▸ TASK TO CARRY OUT:
Reproduce each record below in full, word for word, without images.

[Entries from a dataset of interfaces]
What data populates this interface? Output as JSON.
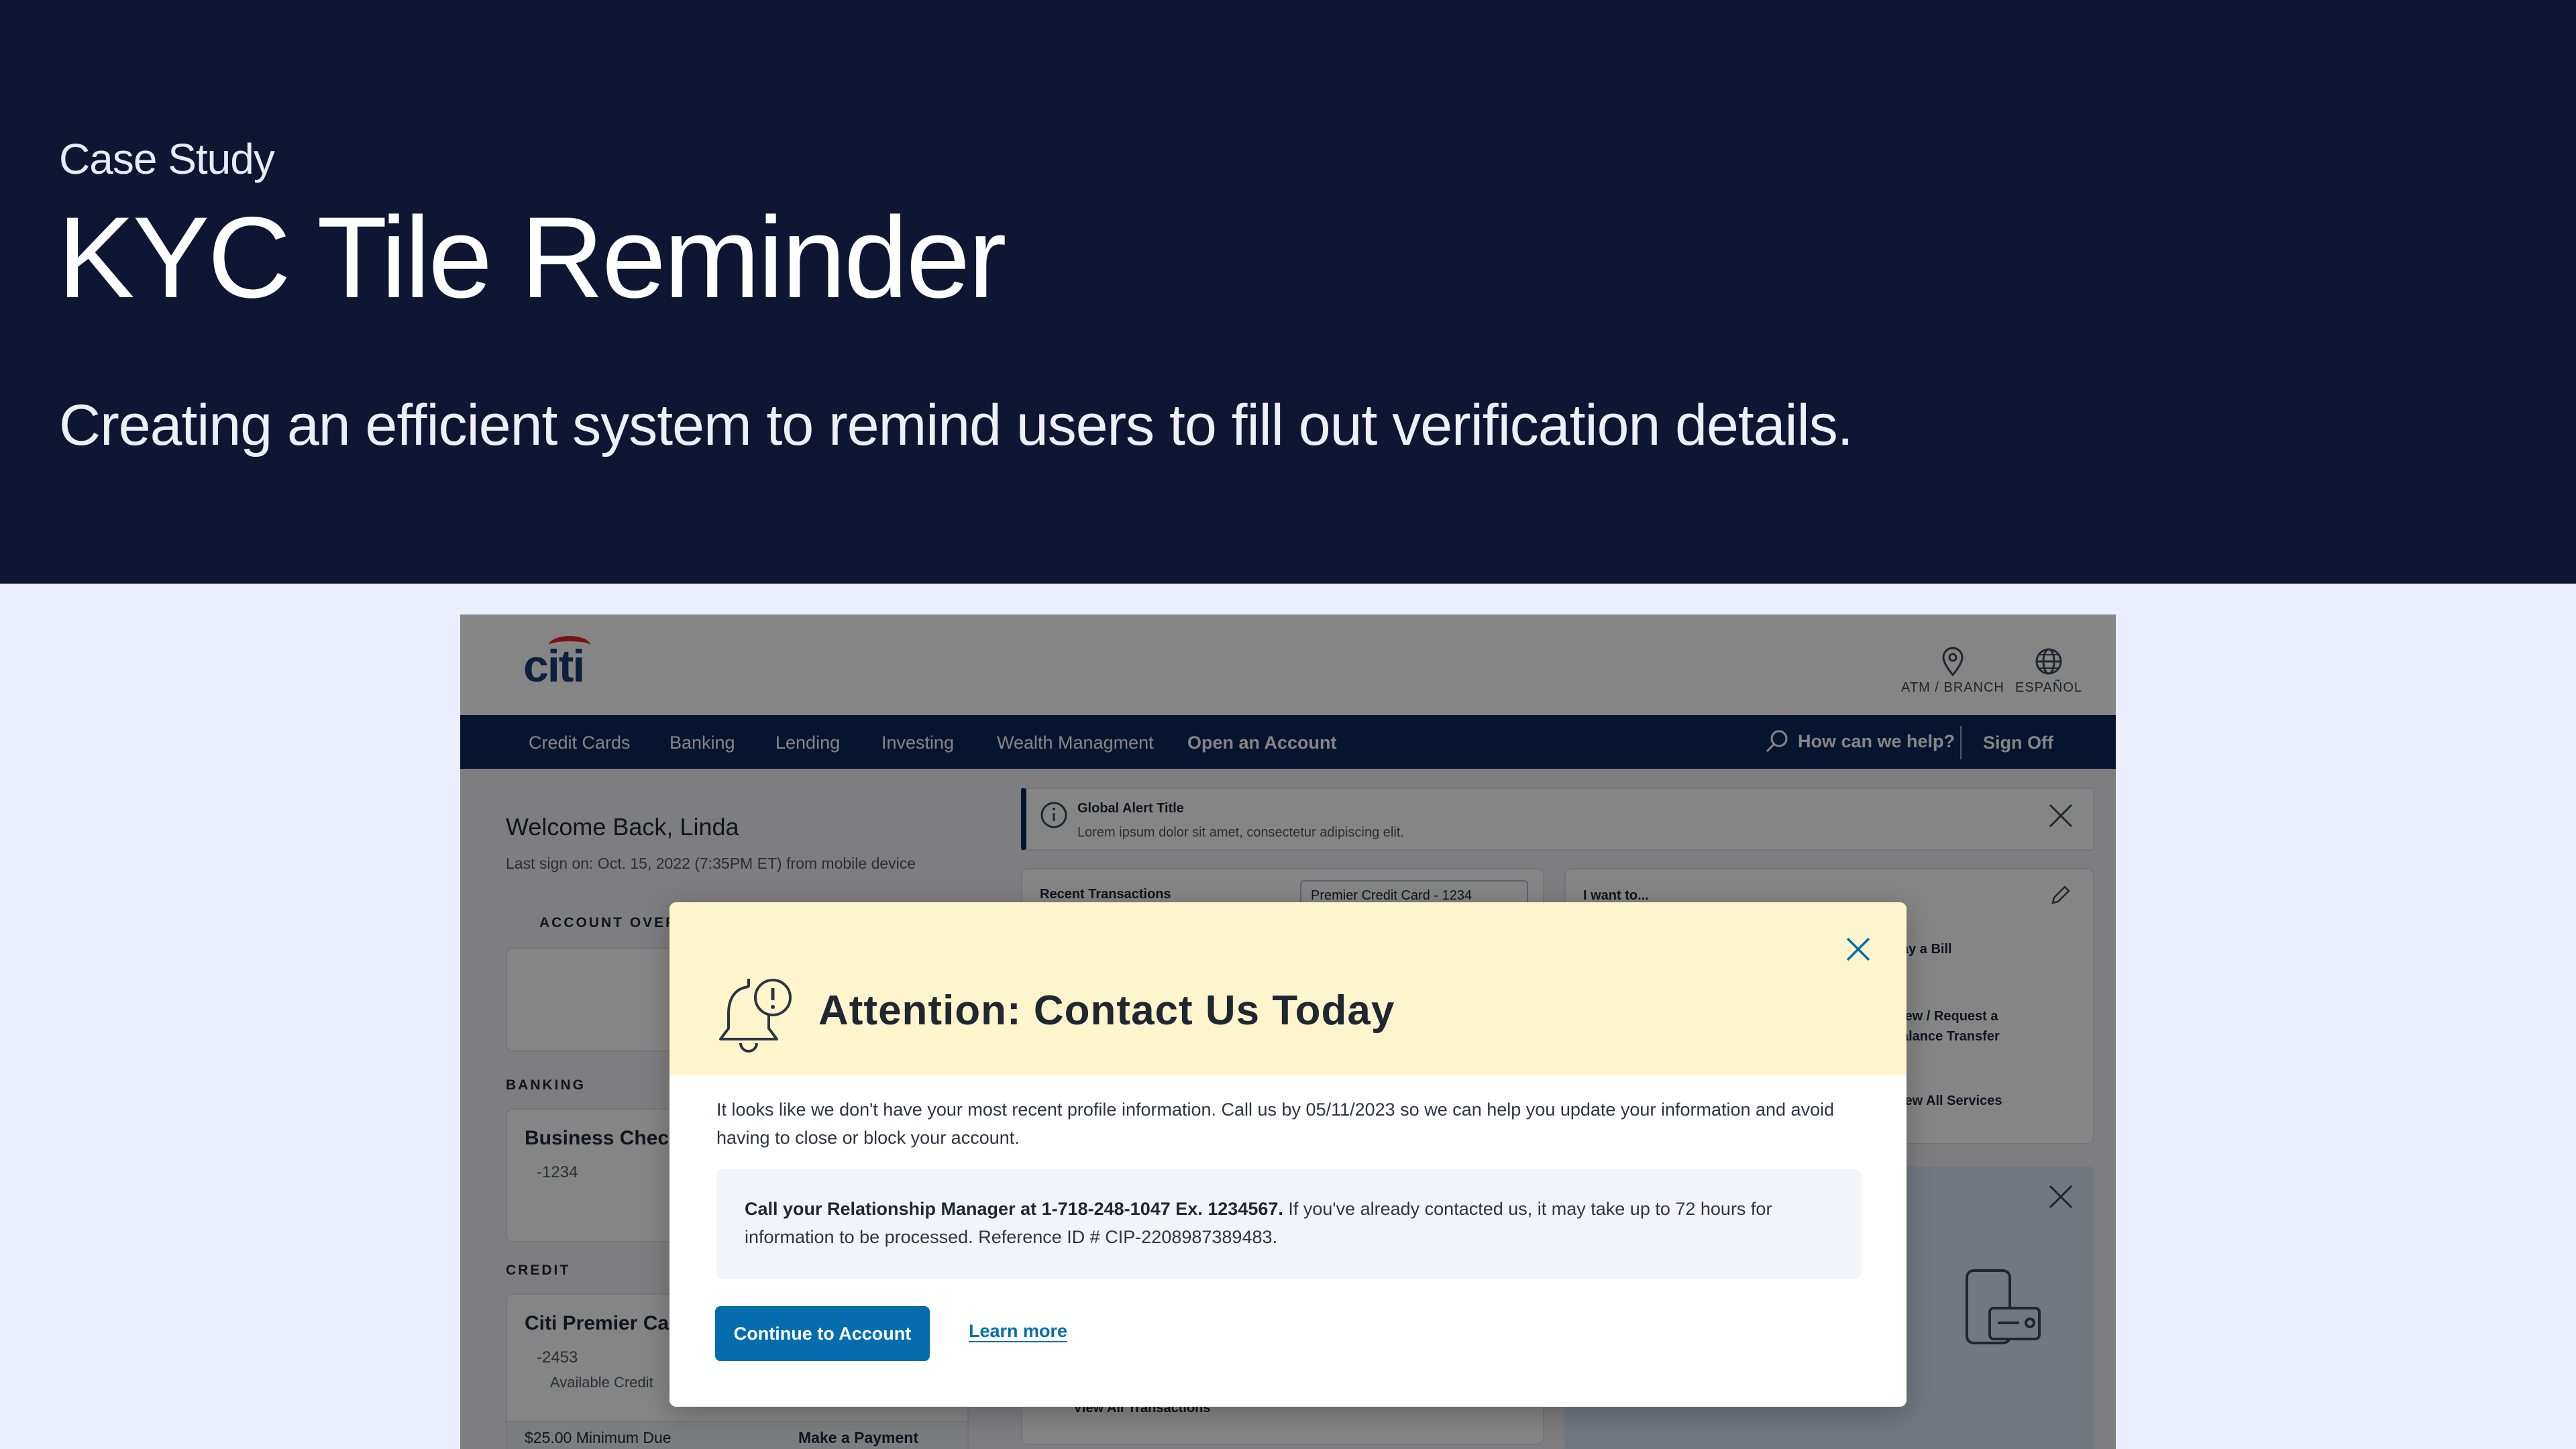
{
  "hero": {
    "eyebrow": "Case Study",
    "title": "KYC Tile Reminder",
    "subtitle": "Creating an efficient system to remind users to fill out verification details."
  },
  "app": {
    "logo": "citi",
    "utility": {
      "atm": "ATM / BRANCH",
      "language": "ESPAÑOL"
    },
    "nav": {
      "items": [
        "Credit Cards",
        "Banking",
        "Lending",
        "Investing",
        "Wealth Managment",
        "Open an Account"
      ],
      "search": "How can we help?",
      "signoff": "Sign Off"
    },
    "welcome": "Welcome Back, Linda",
    "last_sign": "Last sign on: Oct. 15, 2022 (7:35PM ET) from mobile device",
    "account_overview": "ACCOUNT OVER",
    "banking": {
      "label": "BANKING",
      "name": "Business Chec",
      "number": "-1234"
    },
    "credit": {
      "label": "CREDIT",
      "name": "Citi Premier Ca",
      "number": "-2453",
      "available": "Available Credit",
      "min_due": "$25.00 Minimum Due",
      "pay": "Make a Payment"
    },
    "alert": {
      "title": "Global Alert Title",
      "body": "Lorem ipsum dolor sit amet, consectetur adipiscing elit."
    },
    "recent": {
      "title": "Recent Transactions",
      "select": "Premier Credit Card - 1234",
      "view_all": "View All Transactions"
    },
    "iwant": {
      "title": "I want to...",
      "items": [
        "ay a Bill",
        "iew / Request a",
        "alance Transfer",
        "iew All Services"
      ]
    }
  },
  "modal": {
    "title": "Attention: Contact Us Today",
    "body": "It looks like we don't have your most recent profile information. Call us by 05/11/2023 so we can help you update your information and avoid having to close or block your account.",
    "callout_bold": "Call your Relationship Manager at 1-718-248-1047 Ex. 1234567.",
    "callout_text": " If you've already contacted us, it may take up to 72 hours for information to be processed. Reference ID # CIP-2208987389483.",
    "continue": "Continue to Account",
    "learn": "Learn more"
  },
  "colors": {
    "navy": "#0e1634",
    "citi_blue": "#056dae",
    "nav_blue": "#0b2a5c",
    "modal_header": "#fff5cc"
  }
}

▸ WRITTEN SOLUTION:
What data populates this interface? Output as JSON.
{
  "hero": {
    "eyebrow": "Case Study",
    "title": "KYC Tile Reminder",
    "subtitle": "Creating an efficient system to remind users to fill out verification details."
  },
  "app": {
    "logo": "citi",
    "utility": {
      "atm": "ATM / BRANCH",
      "language": "ESPAÑOL"
    },
    "nav": {
      "items": [
        "Credit Cards",
        "Banking",
        "Lending",
        "Investing",
        "Wealth Managment",
        "Open an Account"
      ],
      "search": "How can we help?",
      "signoff": "Sign Off"
    },
    "welcome": "Welcome Back, Linda",
    "last_sign": "Last sign on: Oct. 15, 2022 (7:35PM ET) from mobile device",
    "account_overview": "ACCOUNT OVER",
    "banking": {
      "label": "BANKING",
      "name": "Business Chec",
      "number": "-1234"
    },
    "credit": {
      "label": "CREDIT",
      "name": "Citi Premier Ca",
      "number": "-2453",
      "available": "Available Credit",
      "min_due": "$25.00 Minimum Due",
      "pay": "Make a Payment"
    },
    "alert": {
      "title": "Global Alert Title",
      "body": "Lorem ipsum dolor sit amet, consectetur adipiscing elit."
    },
    "recent": {
      "title": "Recent Transactions",
      "select": "Premier Credit Card - 1234",
      "view_all": "View All Transactions"
    },
    "iwant": {
      "title": "I want to...",
      "items": [
        "ay a Bill",
        "iew / Request a",
        "alance Transfer",
        "iew All Services"
      ]
    }
  },
  "modal": {
    "title": "Attention: Contact Us Today",
    "body": "It looks like we don't have your most recent profile information. Call us by 05/11/2023 so we can help you update your information and avoid having to close or block your account.",
    "callout_bold": "Call your Relationship Manager at 1-718-248-1047 Ex. 1234567.",
    "callout_text": " If you've already contacted us, it may take up to 72 hours for information to be processed. Reference ID # CIP-2208987389483.",
    "continue": "Continue to Account",
    "learn": "Learn more"
  },
  "colors": {
    "navy": "#0e1634",
    "citi_blue": "#056dae",
    "nav_blue": "#0b2a5c",
    "modal_header": "#fff5cc"
  }
}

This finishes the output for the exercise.